SHARE

The US Navy has awarded BAE a $51.3 million contract for the modernisation of the USS Roosevelt, an Arleigh Burke class destroyer.

According to BAE:

“Under the competitively awarded, depot maintenance availability contract, BAE Systems first will dry dock the ship at the company’s shipyard and then complete the work at Naval Station Mayport, both located in Jacksonville, Florida.

The work is expected to begin in April and be completed in April 2018.”

David Thomas, vice president and general manager of BAE Systems Jacksonville Ship Repair said:

“The Roosevelt availability is a large, complex repair job that is vital for the future readiness and combat effectiveness of the ship. Our team is eager to get to work on the Roosevelt and get the ship ready for service in the fleet for many years to come.”

5 COMMENTS

  1. As Julia Roberts said in Pretty Women Big Mistake Huge !!! And here is the Punch line: Our team is eager to get to work on the Roosevelt and get the ship ready for service in the fleet for many years to come.” They can expect to pay double that after BAE get there hands on it would not trust they to service my bike

  2. Would not trust you to speak English either, or proof read.

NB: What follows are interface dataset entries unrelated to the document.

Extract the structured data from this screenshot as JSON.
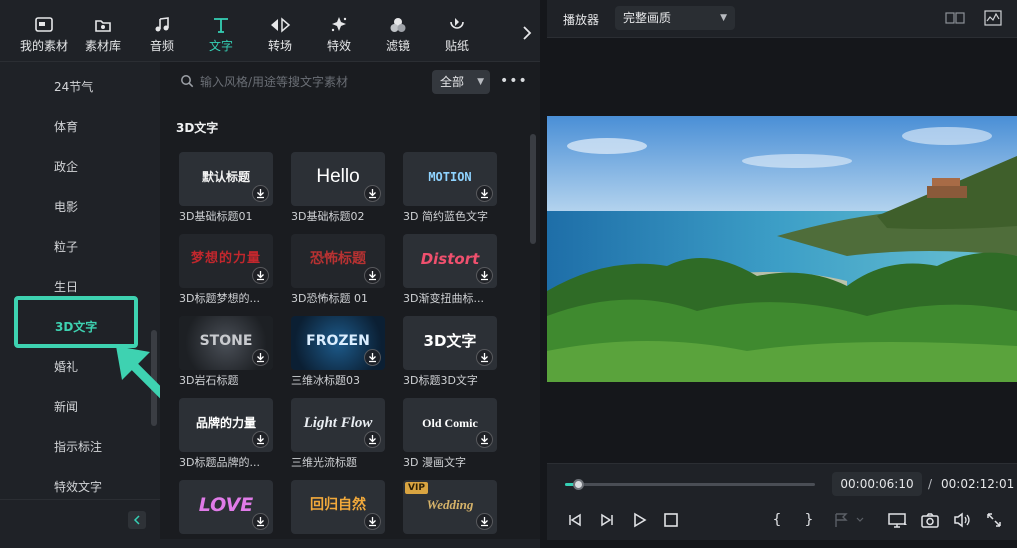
{
  "toolbar": {
    "items": [
      {
        "label": "我的素材",
        "icon": "my-media-icon"
      },
      {
        "label": "素材库",
        "icon": "stock-media-icon"
      },
      {
        "label": "音频",
        "icon": "music-note-icon"
      },
      {
        "label": "文字",
        "icon": "text-t-icon",
        "active": true
      },
      {
        "label": "转场",
        "icon": "transition-icon"
      },
      {
        "label": "特效",
        "icon": "effects-sparkle-icon"
      },
      {
        "label": "滤镜",
        "icon": "filters-icon"
      },
      {
        "label": "贴纸",
        "icon": "sticker-icon"
      }
    ],
    "more": "›"
  },
  "categories": [
    "24节气",
    "体育",
    "政企",
    "电影",
    "粒子",
    "生日",
    "3D文字",
    "婚礼",
    "新闻",
    "指示标注",
    "特效文字"
  ],
  "selected_category": "3D文字",
  "search": {
    "placeholder": "输入风格/用途等搜文字素材"
  },
  "filter": {
    "value": "全部"
  },
  "section_title": "3D文字",
  "templates": [
    {
      "name": "3D基础标题01",
      "preview": "默认标题"
    },
    {
      "name": "3D基础标题02",
      "preview": "Hello"
    },
    {
      "name": "3D 简约蓝色文字",
      "preview": "MOTION"
    },
    {
      "name": "3D标题梦想的...",
      "preview": "梦想的力量"
    },
    {
      "name": "3D恐怖标题 01",
      "preview": "恐怖标题"
    },
    {
      "name": "3D渐变扭曲标...",
      "preview": "Distort"
    },
    {
      "name": "3D岩石标题",
      "preview": "STONE"
    },
    {
      "name": "三维冰标题03",
      "preview": "FROZEN"
    },
    {
      "name": "3D标题3D文字",
      "preview": "3D文字"
    },
    {
      "name": "3D标题品牌的...",
      "preview": "品牌的力量"
    },
    {
      "name": "三维光流标题",
      "preview": "Light Flow"
    },
    {
      "name": "3D 漫画文字",
      "preview": "Old Comic"
    },
    {
      "name": "",
      "preview": "LOVE"
    },
    {
      "name": "",
      "preview": "回归自然"
    },
    {
      "name": "",
      "preview": "Wedding",
      "badge": "VIP"
    }
  ],
  "player": {
    "title": "播放器",
    "quality": "完整画质",
    "current_time": "00:00:06:10",
    "separator": "/",
    "total_time": "00:02:12:01",
    "progress": 0.05
  },
  "controls": {
    "mark_in": "{",
    "mark_out": "}"
  },
  "colors": {
    "accent": "#35d0b5",
    "annotation": "#3ed2b1",
    "vip": "#d9a441"
  }
}
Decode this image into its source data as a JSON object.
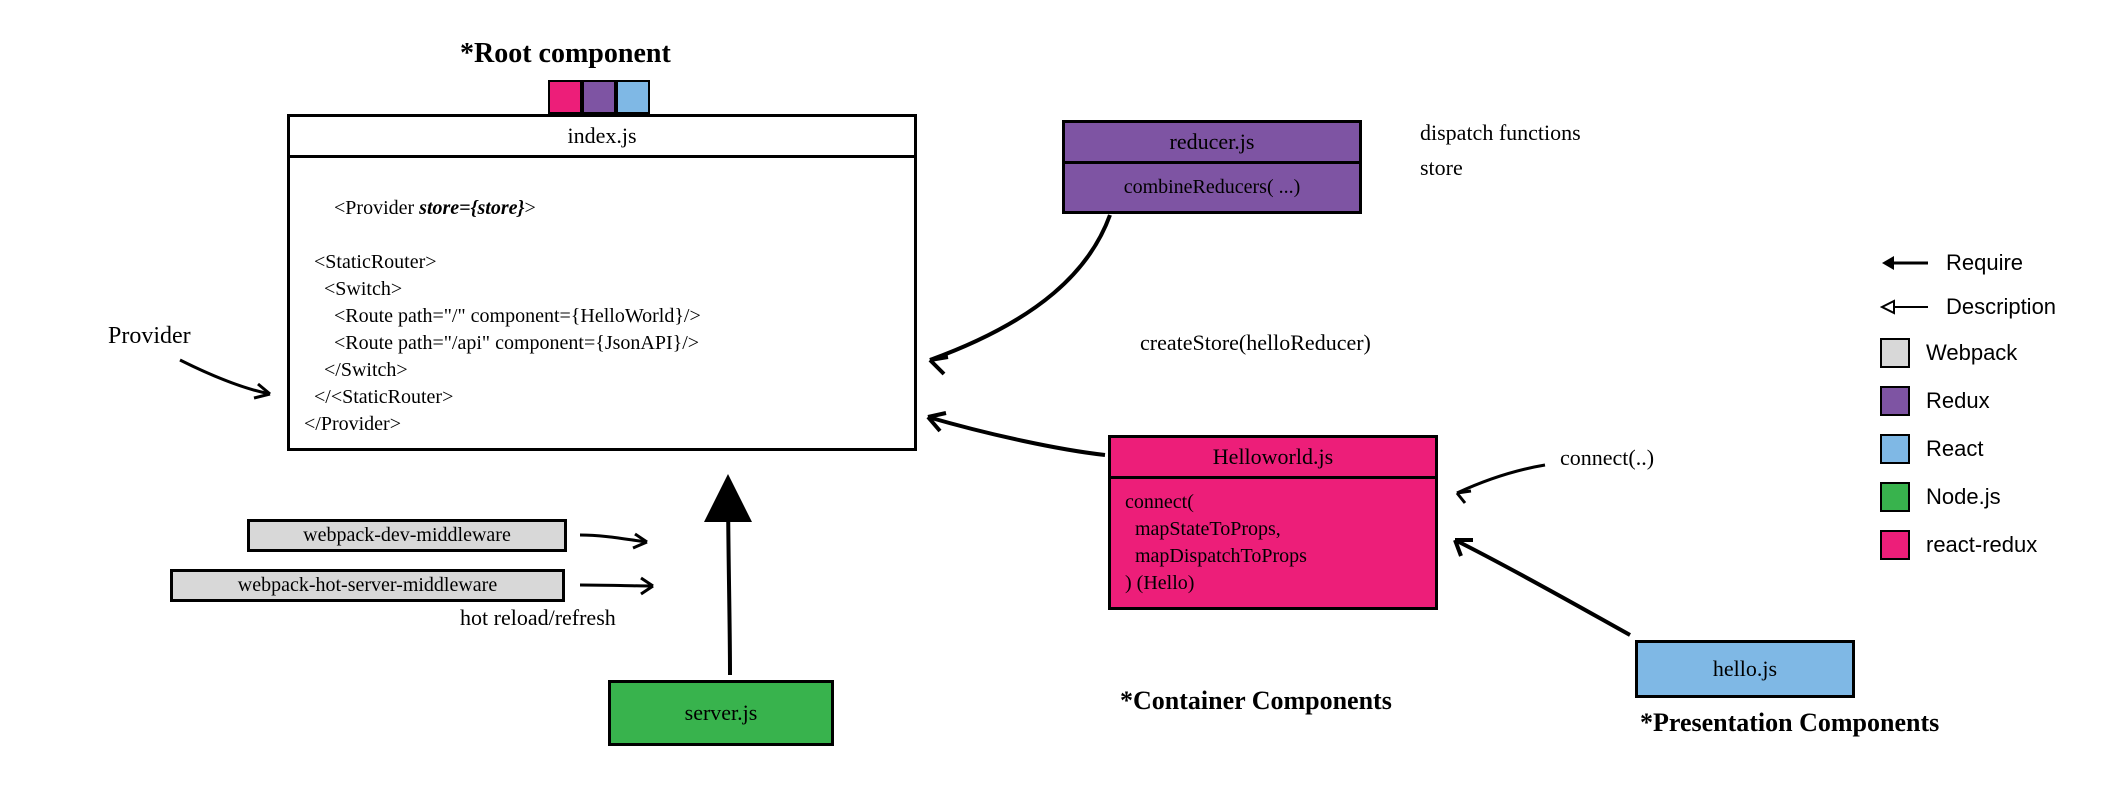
{
  "titles": {
    "root": "*Root component",
    "container": "*Container Components",
    "presentation": "*Presentation Components"
  },
  "index": {
    "title": "index.js",
    "code_l1": "<Provider ",
    "code_l1b": "store={store}",
    "code_l1c": ">",
    "code_l2": "  <StaticRouter>",
    "code_l3": "    <Switch>",
    "code_l4": "      <Route path=\"/\" component={HelloWorld}/>",
    "code_l5": "      <Route path=\"/api\" component={JsonAPI}/>",
    "code_l6": "    </Switch>",
    "code_l7": "  </<StaticRouter>",
    "code_l8": "</Provider>"
  },
  "reducer": {
    "title": "reducer.js",
    "body": "combineReducers( ...)"
  },
  "helloworld": {
    "title": "Helloworld.js",
    "body_l1": "connect(",
    "body_l2": "  mapStateToProps,",
    "body_l3": "  mapDispatchToProps",
    "body_l4": ") (Hello)"
  },
  "hello": {
    "title": "hello.js"
  },
  "server": {
    "title": "server.js"
  },
  "webpack": {
    "dev": "webpack-dev-middleware",
    "hot": "webpack-hot-server-middleware",
    "hot_note": "hot reload/refresh"
  },
  "labels": {
    "provider": "Provider",
    "createStore": "createStore(helloReducer)",
    "dispatch": "dispatch functions",
    "store": "store",
    "connect": "connect(..)"
  },
  "legend": {
    "require": "Require",
    "description": "Description",
    "webpack": "Webpack",
    "redux": "Redux",
    "react": "React",
    "node": "Node.js",
    "reactredux": "react-redux"
  },
  "colors": {
    "magenta": "#ED1E79",
    "purple": "#7E54A3",
    "blue": "#7FB8E5",
    "green": "#38B34D",
    "grey": "#D8D8D8"
  }
}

Why did BAE get the contract? The best? Cheapest? all round greatest offer? Seriously, look at how you have been previously scalpel, and now look why an outside country contract may look favourable.

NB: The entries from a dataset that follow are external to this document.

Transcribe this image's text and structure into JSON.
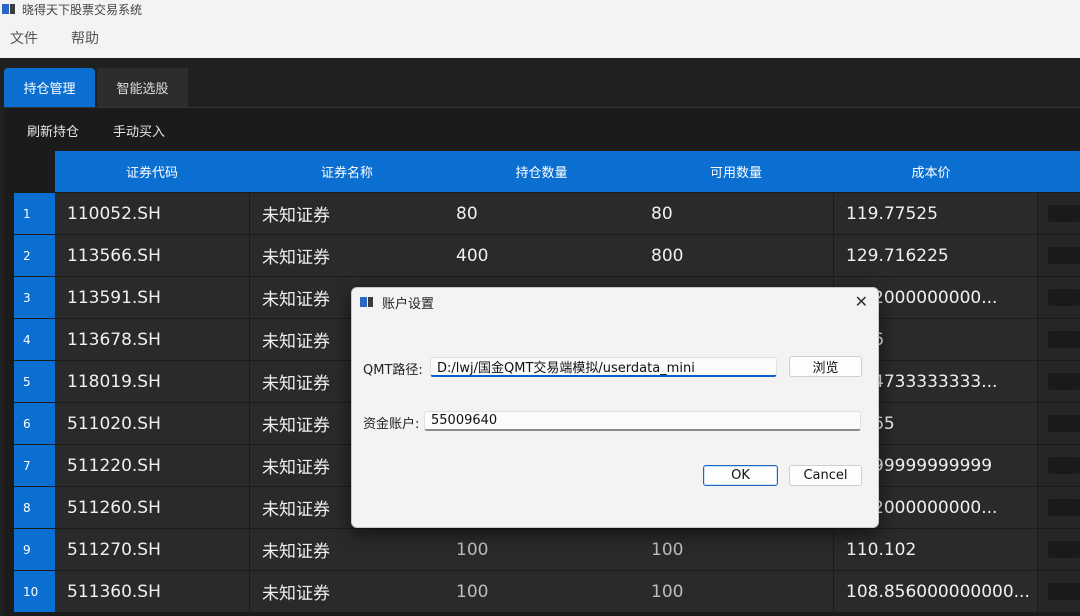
{
  "window": {
    "title": "晓得天下股票交易系统"
  },
  "menu": [
    "文件",
    "帮助"
  ],
  "tabs": [
    {
      "label": "持仓管理",
      "active": true
    },
    {
      "label": "智能选股",
      "active": false
    }
  ],
  "toolbar": {
    "refresh_label": "刷新持仓",
    "manual_buy_label": "手动买入"
  },
  "table": {
    "columns": [
      "证券代码",
      "证券名称",
      "持仓数量",
      "可用数量",
      "成本价"
    ],
    "rows": [
      {
        "num": "1",
        "code": "110052.SH",
        "name": "未知证券",
        "qty": "80",
        "avail": "80",
        "cost": "119.77525"
      },
      {
        "num": "2",
        "code": "113566.SH",
        "name": "未知证券",
        "qty": "400",
        "avail": "800",
        "cost": "129.716225"
      },
      {
        "num": "3",
        "code": "113591.SH",
        "name": "未知证券",
        "qty": "",
        "avail": "",
        "cost": ".992000000000..."
      },
      {
        "num": "4",
        "code": "113678.SH",
        "name": "未知证券",
        "qty": "",
        "avail": "",
        "cost": ".796"
      },
      {
        "num": "5",
        "code": "118019.SH",
        "name": "未知证券",
        "qty": "",
        "avail": "",
        "cost": ".464733333333..."
      },
      {
        "num": "6",
        "code": "511020.SH",
        "name": "未知证券",
        "qty": "",
        "avail": "",
        "cost": ".6065"
      },
      {
        "num": "7",
        "code": "511220.SH",
        "name": "未知证券",
        "qty": "",
        "avail": "",
        "cost": ".4399999999999"
      },
      {
        "num": "8",
        "code": "511260.SH",
        "name": "未知证券",
        "qty": "",
        "avail": "",
        "cost": ".062000000000..."
      },
      {
        "num": "9",
        "code": "511270.SH",
        "name": "未知证券",
        "qty": "100",
        "avail": "100",
        "cost": "110.102"
      },
      {
        "num": "10",
        "code": "511360.SH",
        "name": "未知证券",
        "qty": "100",
        "avail": "100",
        "cost": "108.856000000000..."
      }
    ]
  },
  "dialog": {
    "title": "账户设置",
    "close_glyph": "✕",
    "qmt_label": "QMT路径:",
    "qmt_value": "D:/lwj/国金QMT交易端模拟/userdata_mini",
    "browse_label": "浏览",
    "account_label": "资金账户:",
    "account_value": "55009640",
    "ok_label": "OK",
    "cancel_label": "Cancel"
  },
  "colors": {
    "accent": "#0a6fd1",
    "cell_bg": "#2a2a2a",
    "dialog_bg": "#f3f3f3"
  }
}
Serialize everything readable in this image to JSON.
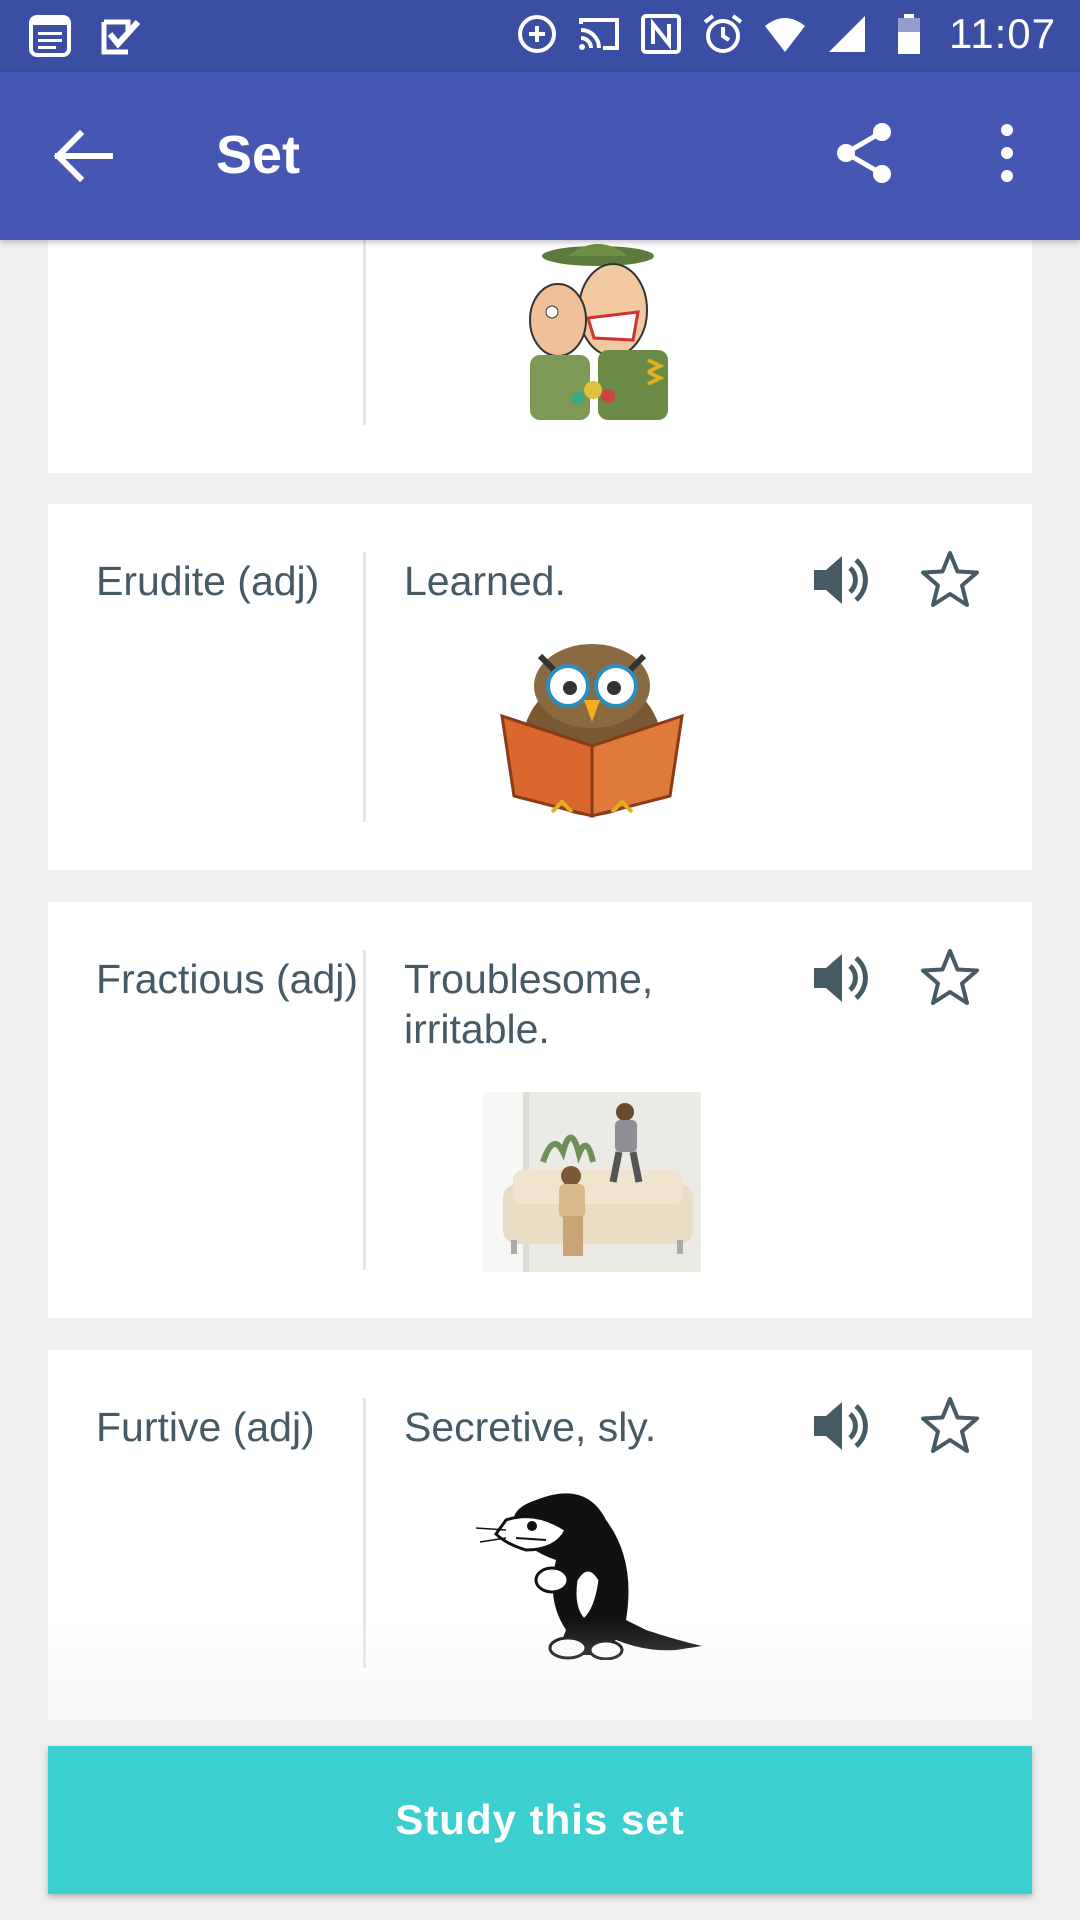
{
  "status_bar": {
    "time": "11:07",
    "icons": [
      "notification-list-icon",
      "checkbox-icon",
      "data-saver-icon",
      "cast-icon",
      "nfc-icon",
      "alarm-icon",
      "wifi-icon",
      "signal-icon",
      "battery-icon"
    ]
  },
  "app_bar": {
    "title": "Set",
    "icons": [
      "back-arrow-icon",
      "share-icon",
      "more-vert-icon"
    ],
    "color": "#4557b3"
  },
  "cards": [
    {
      "term": "",
      "definition": "",
      "image": "drill-sergeant-cartoon"
    },
    {
      "term": "Erudite (adj)",
      "definition": "Learned.",
      "image": "owl-reading-book"
    },
    {
      "term": "Fractious (adj)",
      "definition": "Troublesome, irritable.",
      "image": "child-jumping-on-couch-photo"
    },
    {
      "term": "Furtive (adj)",
      "definition": "Secretive, sly.",
      "image": "sneaky-cat-cartoon"
    }
  ],
  "study_button": {
    "label": "Study this set",
    "color": "#3ccfcf"
  }
}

  3. Well BUD you either work for BAE =British And Expensive or you cannot see past the end of your noise as to the rubbish they turn out Type 45 six vessels notched up a staggering 1,515 days in our harbours in the year between April 2015 and 2016 – and four of the state-of-the-art ships were stationary for more than 300 days each.
    BAE and its subsidiaries operate multiple shipyards across the United States, and have the United States Navy as an important client. Yet three of these facilities have been cited—some multiple times—for serious safety problems.
    DEFENCE giant BAE Systems has been ordered to pay almost £350,000 after a worker was crushed to death by a 145-tonnes metal press at Brough.
    The Health and Safety Executive (HSE), prosecuting, described the death of maintenance engineer Gary Whiting, 51, as an “entirely preventable tragedy” caused by the serious safety failings of BAE Systems (Operations) Ltd.

    Still think they are the best Bud

LEAVE A REPLY

Please enter your comment!
Please enter your name here